Task requirements - Check which lines in the records hold "username" and report how many there are, with no other text.
*** Begin section ***
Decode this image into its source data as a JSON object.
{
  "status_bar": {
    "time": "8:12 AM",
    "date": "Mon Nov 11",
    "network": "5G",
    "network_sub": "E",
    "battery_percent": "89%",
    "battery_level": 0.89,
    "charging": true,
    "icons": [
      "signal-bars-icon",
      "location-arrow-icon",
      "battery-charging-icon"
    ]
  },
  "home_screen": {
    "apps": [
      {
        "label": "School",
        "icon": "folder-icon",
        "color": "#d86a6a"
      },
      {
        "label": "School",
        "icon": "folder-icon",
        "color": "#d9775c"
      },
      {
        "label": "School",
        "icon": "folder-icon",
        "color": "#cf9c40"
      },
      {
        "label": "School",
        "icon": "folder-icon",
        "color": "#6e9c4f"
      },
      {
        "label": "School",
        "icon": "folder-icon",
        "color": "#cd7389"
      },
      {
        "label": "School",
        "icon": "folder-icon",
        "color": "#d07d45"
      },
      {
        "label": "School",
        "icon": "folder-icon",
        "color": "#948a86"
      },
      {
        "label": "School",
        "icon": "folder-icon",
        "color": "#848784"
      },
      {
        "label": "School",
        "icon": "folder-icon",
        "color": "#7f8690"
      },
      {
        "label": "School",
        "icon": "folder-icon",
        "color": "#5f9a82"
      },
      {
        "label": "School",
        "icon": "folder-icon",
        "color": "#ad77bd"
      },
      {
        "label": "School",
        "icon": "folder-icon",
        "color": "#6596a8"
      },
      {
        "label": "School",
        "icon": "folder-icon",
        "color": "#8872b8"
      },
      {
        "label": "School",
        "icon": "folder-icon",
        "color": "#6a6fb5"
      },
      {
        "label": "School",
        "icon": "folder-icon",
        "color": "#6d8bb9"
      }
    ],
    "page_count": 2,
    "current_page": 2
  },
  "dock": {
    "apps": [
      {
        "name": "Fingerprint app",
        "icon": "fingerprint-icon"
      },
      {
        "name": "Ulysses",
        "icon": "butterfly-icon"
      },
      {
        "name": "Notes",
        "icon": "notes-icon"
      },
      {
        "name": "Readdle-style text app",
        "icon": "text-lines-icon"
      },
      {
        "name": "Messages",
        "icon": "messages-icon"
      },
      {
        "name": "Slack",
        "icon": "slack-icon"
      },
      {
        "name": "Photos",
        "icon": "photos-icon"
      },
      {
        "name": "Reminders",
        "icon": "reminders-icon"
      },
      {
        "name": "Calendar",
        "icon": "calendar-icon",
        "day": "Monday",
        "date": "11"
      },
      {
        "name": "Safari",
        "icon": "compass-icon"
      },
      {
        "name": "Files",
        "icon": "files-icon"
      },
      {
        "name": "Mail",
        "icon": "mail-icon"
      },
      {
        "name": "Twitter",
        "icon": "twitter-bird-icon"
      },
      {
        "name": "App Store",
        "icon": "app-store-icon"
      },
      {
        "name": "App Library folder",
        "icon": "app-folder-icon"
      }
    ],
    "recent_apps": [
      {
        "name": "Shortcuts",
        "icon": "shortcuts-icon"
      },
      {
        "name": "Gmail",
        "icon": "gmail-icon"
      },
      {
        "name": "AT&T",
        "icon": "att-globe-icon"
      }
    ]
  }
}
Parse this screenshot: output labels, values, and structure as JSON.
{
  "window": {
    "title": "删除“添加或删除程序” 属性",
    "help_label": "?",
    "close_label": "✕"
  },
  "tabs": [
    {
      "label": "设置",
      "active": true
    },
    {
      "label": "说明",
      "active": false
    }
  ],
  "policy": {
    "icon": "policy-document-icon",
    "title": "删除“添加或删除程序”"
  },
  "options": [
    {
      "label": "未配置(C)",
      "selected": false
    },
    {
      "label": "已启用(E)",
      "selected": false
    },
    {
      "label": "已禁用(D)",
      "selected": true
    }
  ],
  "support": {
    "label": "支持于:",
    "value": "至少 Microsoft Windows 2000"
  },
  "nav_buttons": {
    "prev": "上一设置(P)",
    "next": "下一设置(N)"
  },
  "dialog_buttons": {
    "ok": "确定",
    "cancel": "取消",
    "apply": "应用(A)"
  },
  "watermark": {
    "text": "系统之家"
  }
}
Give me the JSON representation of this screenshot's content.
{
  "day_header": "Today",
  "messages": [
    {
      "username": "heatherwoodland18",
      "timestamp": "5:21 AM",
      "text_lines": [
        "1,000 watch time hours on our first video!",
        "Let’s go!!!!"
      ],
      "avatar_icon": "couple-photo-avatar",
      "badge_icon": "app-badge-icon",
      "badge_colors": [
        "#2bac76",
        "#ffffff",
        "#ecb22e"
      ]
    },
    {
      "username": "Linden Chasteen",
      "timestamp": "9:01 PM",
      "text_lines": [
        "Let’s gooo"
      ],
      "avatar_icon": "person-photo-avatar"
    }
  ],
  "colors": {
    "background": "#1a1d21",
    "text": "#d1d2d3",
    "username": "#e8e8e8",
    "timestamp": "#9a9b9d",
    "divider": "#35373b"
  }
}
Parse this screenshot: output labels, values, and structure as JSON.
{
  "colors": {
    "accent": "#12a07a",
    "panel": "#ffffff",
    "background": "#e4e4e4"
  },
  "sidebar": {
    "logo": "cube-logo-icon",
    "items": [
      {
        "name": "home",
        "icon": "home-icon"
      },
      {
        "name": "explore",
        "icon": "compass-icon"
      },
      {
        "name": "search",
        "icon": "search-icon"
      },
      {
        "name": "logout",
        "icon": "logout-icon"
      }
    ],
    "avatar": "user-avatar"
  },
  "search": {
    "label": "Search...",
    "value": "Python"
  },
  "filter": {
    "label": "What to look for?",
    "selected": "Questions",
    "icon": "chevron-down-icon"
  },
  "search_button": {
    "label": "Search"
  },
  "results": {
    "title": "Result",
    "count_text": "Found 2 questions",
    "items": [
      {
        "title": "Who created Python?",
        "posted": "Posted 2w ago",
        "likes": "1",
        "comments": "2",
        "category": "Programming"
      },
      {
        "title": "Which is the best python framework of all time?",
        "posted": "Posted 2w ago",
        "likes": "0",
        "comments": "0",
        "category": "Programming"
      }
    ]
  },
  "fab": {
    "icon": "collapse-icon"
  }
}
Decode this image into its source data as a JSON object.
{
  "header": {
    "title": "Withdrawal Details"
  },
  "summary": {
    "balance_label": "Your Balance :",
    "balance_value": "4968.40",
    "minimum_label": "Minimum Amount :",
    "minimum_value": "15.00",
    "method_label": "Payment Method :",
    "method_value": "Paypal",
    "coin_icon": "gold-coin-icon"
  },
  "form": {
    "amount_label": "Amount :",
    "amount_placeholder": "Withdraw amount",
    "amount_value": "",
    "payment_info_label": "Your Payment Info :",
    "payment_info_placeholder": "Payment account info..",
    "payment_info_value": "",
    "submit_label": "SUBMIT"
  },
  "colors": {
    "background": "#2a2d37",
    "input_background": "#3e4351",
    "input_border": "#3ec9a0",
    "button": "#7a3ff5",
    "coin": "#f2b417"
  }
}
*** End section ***
Solution to this exercise - 3